Despite all the experts who scoff at teaching adolescents to
“wait” for sex, many do. About half of US 15- to
19-year-olds have never had sexual contact, according to recent report based on
the National Survey of Family Growth. Now a study (based on data from the same
survey) shows how important that is in later life.
The University of Iowa study shows that 31 per cent of women
who had sex for the first time as [young] teens divorced within five years, and
47 per cent within 10 years.
Among women who delayed sex until adulthood, 15 per cent
divorced at five years, compared to 27 per cent at 10 years.
The early sex-divorce link did not appear where the
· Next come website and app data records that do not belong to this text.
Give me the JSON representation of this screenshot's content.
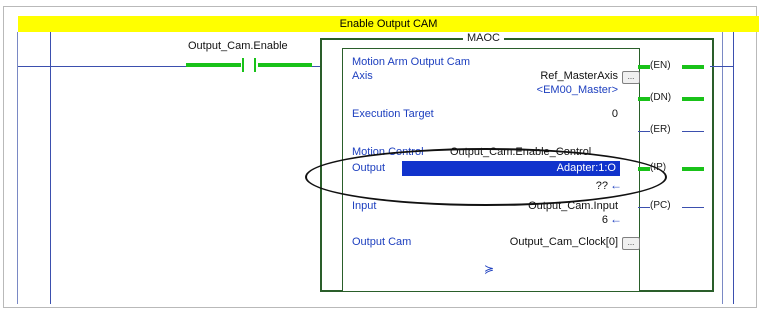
{
  "rung": {
    "title": "Enable Output CAM",
    "contact_tag": "Output_Cam.Enable"
  },
  "instruction": {
    "mnemonic": "MAOC",
    "description": "Motion Arm Output Cam",
    "rows": [
      {
        "label": "Axis",
        "value": "Ref_MasterAxis",
        "browse": true
      },
      {
        "label": "",
        "value": "<EM00_Master>"
      },
      {
        "label": "Execution Target",
        "value": "0"
      },
      {
        "label": "Motion Control",
        "value": "Output_Cam.Enable_Control"
      },
      {
        "label": "Output",
        "value": "Adapter:1:O",
        "selected": true
      },
      {
        "label": "",
        "value": "??",
        "arrow": "←"
      },
      {
        "label": "Input",
        "value": "Output_Cam.Input"
      },
      {
        "label": "",
        "value": "6",
        "arrow": "←"
      },
      {
        "label": "Output Cam",
        "value": "Output_Cam_Clock[0]",
        "browse": true
      }
    ],
    "expand_glyph": "≽",
    "browse_glyph": "...",
    "outputs": [
      "EN",
      "DN",
      "ER",
      "IP",
      "PC"
    ]
  },
  "colors": {
    "rung_title_bg": "#ffff00",
    "energized": "#19c219",
    "wire": "#3b4fae",
    "selection": "#1133cc"
  }
}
adolescent was at least 16 and wanted to have sex; but the small percentage who
had sex at earlier ages, even if they wanted to, were also more likely to
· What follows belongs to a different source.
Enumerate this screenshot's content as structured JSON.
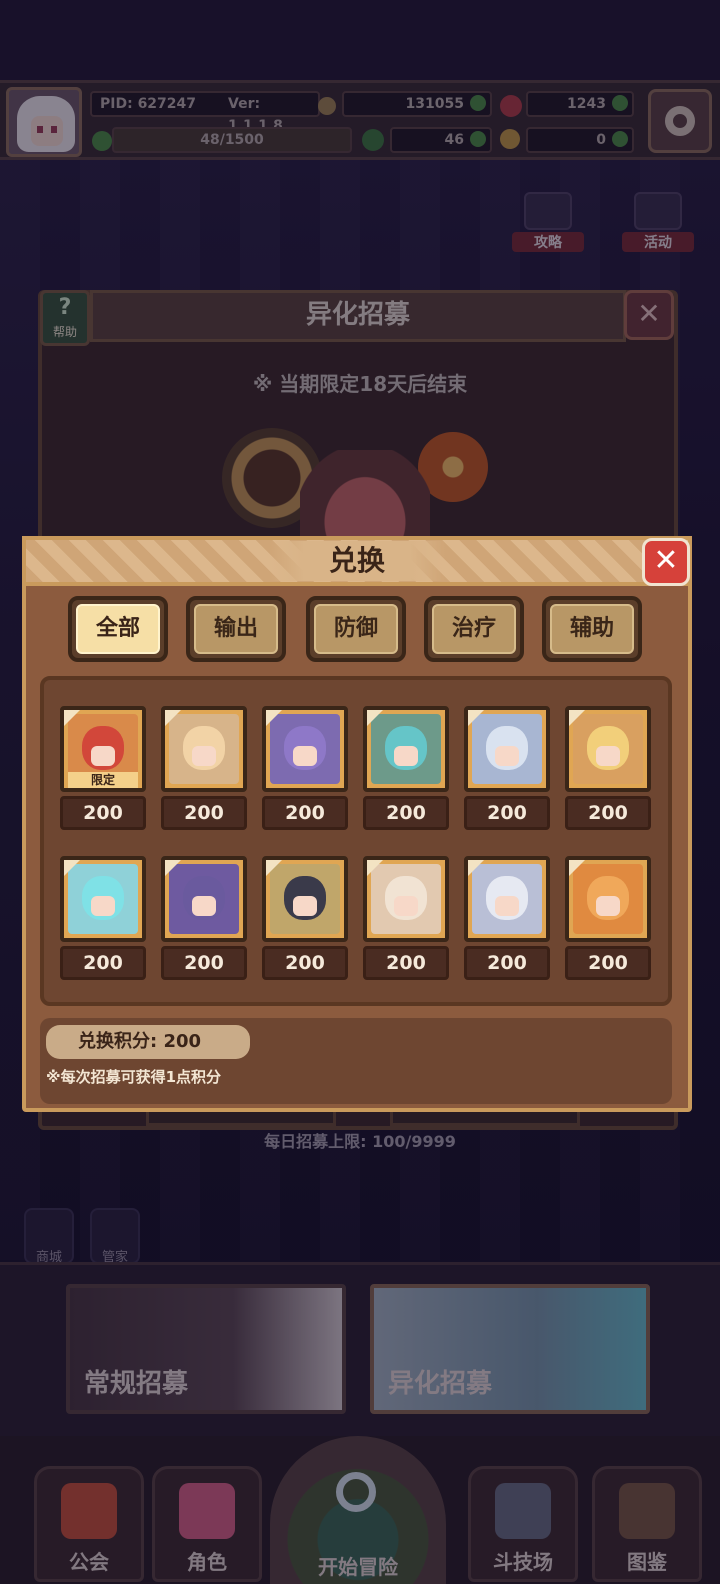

divorce. (The press
release about this is not very helpful in its use of “teens”, “adolescent”
and “adult”, but it seems to treat 18-year-olds as adults.)
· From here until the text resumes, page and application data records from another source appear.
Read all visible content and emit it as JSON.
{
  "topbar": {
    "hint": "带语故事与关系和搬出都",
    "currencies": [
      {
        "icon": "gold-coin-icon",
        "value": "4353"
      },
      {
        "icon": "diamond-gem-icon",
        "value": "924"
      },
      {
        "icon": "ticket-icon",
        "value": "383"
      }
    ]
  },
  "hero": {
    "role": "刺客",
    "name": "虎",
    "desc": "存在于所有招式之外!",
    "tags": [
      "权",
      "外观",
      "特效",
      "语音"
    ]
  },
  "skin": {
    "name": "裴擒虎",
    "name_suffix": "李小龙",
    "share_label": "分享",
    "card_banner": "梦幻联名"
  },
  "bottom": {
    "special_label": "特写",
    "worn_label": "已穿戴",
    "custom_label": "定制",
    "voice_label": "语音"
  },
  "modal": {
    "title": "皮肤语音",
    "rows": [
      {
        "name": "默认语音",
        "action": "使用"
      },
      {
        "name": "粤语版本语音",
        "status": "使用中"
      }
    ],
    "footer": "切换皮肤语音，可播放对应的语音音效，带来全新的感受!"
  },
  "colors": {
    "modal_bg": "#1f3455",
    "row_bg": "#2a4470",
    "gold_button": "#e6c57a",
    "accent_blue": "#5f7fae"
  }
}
Sex at younger ages was also more likely to lead to
promiscuity (31 per cent vs 24 per cent of those who waited until 18) and
pre-marital conceptions (29 per cent vs 15 per cent). Forty-two per cent said
their first sexual intercourse before 18 was “not completely wanted”. But even at
older ages women had been ambivalent:
Fifty eight per cent of the group waited until age 18 or
older to have sex. Of those, 22 per cent said it was unwanted, compared to 21
per cent who said it was wanted.
Of course, there are the usual caveats about causality and “selection”,
but there is a warning in these figures that we should encourage girls to take